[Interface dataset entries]
.....
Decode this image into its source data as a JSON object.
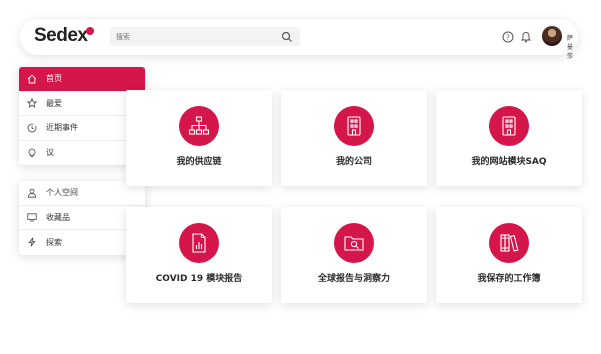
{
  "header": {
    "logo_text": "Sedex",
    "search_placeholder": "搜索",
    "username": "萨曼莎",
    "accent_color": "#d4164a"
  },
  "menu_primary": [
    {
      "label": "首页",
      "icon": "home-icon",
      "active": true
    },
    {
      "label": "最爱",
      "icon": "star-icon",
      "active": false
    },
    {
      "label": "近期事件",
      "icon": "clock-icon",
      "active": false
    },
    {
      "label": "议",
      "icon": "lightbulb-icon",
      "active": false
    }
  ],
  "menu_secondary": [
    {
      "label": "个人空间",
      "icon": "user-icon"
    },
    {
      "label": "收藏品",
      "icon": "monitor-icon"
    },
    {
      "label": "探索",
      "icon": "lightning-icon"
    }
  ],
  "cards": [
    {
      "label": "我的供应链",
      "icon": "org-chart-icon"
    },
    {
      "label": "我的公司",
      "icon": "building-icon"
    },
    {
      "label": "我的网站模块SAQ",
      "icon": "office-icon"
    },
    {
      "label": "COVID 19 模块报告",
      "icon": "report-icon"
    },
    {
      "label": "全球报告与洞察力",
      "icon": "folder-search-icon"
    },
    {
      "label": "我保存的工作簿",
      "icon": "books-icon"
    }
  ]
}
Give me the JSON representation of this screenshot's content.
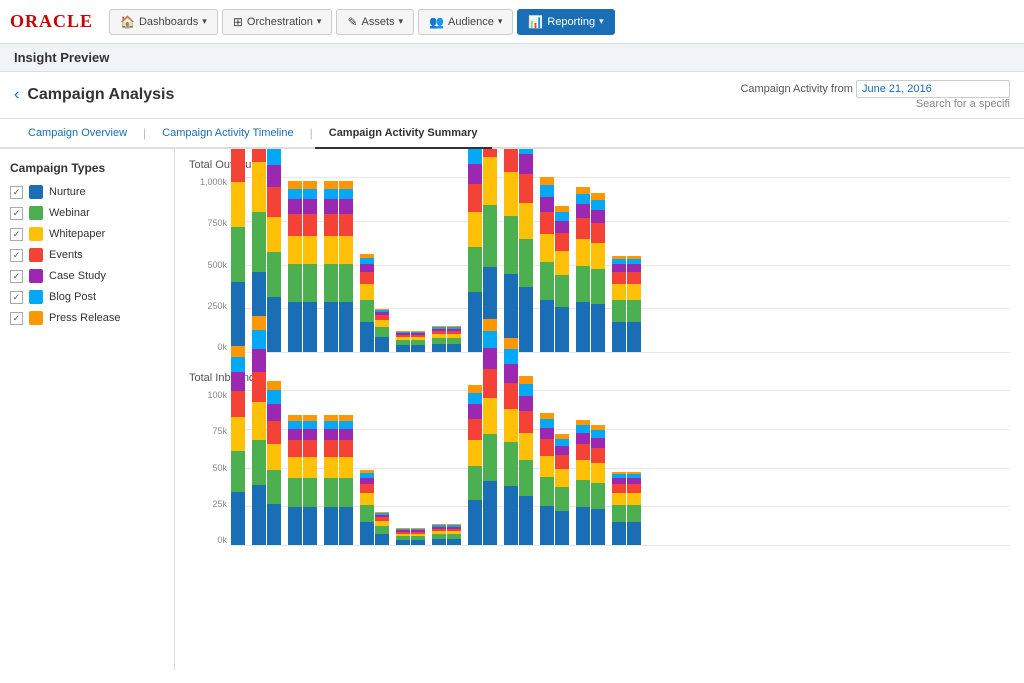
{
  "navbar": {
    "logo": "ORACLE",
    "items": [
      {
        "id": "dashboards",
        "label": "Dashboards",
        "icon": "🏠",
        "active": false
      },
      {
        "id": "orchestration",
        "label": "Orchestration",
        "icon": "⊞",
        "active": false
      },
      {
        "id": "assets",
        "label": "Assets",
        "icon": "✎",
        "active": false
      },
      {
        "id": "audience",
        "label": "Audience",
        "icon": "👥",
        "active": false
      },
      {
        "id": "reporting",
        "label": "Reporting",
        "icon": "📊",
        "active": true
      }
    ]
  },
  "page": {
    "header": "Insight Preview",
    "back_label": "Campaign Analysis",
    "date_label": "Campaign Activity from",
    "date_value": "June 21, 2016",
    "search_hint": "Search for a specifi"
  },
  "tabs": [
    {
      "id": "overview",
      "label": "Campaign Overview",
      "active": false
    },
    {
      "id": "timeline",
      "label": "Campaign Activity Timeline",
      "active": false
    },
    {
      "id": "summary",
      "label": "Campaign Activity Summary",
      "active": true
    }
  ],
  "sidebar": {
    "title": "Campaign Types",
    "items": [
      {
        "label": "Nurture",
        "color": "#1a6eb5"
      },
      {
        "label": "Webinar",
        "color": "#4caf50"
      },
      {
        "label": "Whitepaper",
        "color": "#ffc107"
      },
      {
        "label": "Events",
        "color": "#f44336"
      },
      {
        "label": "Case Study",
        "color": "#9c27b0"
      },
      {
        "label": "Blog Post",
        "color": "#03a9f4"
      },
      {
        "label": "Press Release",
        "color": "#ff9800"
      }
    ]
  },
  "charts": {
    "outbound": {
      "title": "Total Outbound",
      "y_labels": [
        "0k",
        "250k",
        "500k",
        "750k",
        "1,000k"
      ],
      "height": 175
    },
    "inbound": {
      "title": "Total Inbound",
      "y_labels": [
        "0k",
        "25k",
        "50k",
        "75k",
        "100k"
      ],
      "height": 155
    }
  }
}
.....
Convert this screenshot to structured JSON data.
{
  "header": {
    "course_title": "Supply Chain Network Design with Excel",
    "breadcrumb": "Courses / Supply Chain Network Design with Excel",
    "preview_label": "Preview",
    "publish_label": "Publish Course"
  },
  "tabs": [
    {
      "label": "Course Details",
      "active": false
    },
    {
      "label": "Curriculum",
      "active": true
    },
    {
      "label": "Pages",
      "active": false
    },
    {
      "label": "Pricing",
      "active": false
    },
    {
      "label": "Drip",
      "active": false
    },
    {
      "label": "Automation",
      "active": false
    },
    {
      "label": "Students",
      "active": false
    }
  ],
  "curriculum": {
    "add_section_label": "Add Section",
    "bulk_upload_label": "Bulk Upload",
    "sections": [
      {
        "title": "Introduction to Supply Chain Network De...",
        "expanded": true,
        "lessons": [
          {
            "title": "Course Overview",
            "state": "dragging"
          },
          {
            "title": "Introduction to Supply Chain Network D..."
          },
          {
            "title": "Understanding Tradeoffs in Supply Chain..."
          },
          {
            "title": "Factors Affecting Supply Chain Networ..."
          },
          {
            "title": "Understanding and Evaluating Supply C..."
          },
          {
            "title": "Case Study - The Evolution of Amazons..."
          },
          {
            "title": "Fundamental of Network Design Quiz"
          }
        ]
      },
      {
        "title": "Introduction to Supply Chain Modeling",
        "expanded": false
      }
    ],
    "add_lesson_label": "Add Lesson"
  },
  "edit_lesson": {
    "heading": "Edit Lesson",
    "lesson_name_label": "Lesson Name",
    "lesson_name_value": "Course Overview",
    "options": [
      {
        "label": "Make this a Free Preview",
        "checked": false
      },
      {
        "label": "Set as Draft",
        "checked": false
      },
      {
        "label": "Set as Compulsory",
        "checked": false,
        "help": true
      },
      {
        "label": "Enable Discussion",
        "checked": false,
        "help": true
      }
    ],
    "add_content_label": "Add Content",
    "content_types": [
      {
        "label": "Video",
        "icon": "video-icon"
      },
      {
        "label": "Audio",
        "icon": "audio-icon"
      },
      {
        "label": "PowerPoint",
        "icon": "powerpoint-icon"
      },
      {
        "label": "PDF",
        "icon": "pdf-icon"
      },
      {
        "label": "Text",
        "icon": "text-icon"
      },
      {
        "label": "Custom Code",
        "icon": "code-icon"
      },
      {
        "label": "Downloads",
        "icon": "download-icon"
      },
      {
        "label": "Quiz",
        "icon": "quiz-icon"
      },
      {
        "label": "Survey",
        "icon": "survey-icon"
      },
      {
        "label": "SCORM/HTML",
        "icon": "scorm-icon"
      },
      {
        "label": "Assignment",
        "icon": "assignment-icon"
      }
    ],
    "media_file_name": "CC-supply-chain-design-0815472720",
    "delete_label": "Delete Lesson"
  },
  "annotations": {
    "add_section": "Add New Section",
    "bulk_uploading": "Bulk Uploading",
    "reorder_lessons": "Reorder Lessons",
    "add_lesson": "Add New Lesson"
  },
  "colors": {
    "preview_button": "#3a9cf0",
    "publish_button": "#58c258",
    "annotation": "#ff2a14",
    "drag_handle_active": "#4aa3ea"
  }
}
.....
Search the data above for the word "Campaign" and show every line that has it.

    "back_label": "Campaign Analysis",
    "date_label": "Campaign Activity from",
      "label": "Campaign Overview",
      "label": "Campaign Activity Timeline",
      "label": "Campaign Activity Summary",
    "title": "Campaign Types",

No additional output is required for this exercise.